Before traveling, students raised $2,000 to shop in Guatemala, purchasing a clothes dryer, clothes, diapers, fortified cereal, toys, formula, and other items requested by Sister Edna, and also gave her money to buy a sewing machine.
Lorena Luna-Santana asked for, and was moved to receive, a blessing from Sister Edna.
“She is an amazing lady – shes a tiny little lady, but she went knocking on doors and opened her center with everything donated,” she said. “Now it’s a fully-running medical center, and is a blessing to the children it serves.”
Lorena, a general studies major from McAllen, Texas, was especially touched by the children, most about 10 or 11 years old, she saw selling little souvenirs out the streets, helping support their families. Her classmates joked that the children learned she was the person in their group to approach, and in the plaza in Antigua, they lined up to sell her items.
“I bought something from each of them,” she said, adding that she asked to take pictures with each child as well. “If that were my child, and he was trying to provide for our family, I would want someone to buy from him.”
Before leaving for Guatemala, students studied the history and culture of the area. Each completed a final project, with nursing students covering health-related topics, and others researching some of the places they would visit.
Taff also prepares them for what it is like to travel in a developing country.
“For some students, it can be a hard trip,” she said. “It’s different than traveling to Europe, or within the developed world. It can be a bit more stressful.”
She taps into her own resources in the country, including friends she’s known for many years who gladly give their time for students to have an authentic experience.
“They made you feel very welcome, like you were part of their family there,” said senior Sarah Coffman, Greentown. “This trip opened my eyes and made me want to travel the world and meet new people. This isn’t just our world.
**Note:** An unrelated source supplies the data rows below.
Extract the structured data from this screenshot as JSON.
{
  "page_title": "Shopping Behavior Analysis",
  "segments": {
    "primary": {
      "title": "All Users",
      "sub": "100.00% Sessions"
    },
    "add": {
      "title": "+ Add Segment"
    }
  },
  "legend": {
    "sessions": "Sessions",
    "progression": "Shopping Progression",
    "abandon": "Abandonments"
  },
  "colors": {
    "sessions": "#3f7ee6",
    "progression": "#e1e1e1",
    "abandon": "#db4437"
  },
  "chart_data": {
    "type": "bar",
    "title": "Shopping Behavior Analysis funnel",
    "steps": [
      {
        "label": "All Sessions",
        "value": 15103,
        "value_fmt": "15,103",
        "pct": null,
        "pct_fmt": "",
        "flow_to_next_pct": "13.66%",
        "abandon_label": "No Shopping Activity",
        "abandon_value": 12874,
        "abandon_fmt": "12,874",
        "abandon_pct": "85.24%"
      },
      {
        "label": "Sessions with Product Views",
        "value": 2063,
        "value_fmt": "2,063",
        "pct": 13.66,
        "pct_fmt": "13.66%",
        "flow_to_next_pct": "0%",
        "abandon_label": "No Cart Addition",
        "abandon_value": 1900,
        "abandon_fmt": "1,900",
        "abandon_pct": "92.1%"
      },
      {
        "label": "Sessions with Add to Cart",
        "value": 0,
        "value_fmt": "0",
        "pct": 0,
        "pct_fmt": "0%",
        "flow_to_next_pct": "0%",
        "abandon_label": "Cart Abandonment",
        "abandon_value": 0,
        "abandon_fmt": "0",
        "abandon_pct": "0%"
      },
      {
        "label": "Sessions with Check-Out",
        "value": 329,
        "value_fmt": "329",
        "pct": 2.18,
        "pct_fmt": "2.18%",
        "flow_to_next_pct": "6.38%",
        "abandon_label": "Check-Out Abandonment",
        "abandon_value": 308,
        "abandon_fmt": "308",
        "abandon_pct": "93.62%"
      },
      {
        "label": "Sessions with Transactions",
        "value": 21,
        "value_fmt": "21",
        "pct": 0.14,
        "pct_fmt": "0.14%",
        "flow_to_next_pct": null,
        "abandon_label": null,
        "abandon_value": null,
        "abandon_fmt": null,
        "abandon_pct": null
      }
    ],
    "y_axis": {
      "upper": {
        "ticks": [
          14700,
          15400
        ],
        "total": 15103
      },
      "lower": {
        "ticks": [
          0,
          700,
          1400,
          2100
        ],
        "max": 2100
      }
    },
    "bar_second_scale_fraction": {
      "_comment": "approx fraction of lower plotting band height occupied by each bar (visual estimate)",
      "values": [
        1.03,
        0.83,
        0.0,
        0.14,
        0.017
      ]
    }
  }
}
There are more people out there.”
Nursing student Michaela Walters enjoyed the chance to travel outside the United States for the first time.
“It’s easy to get stuck in your own ways, and think this is how everyone lives,” she said. “It was interesting to learn about people in another country, and their lives.”
Indiana University Kokomo serves north central Indiana.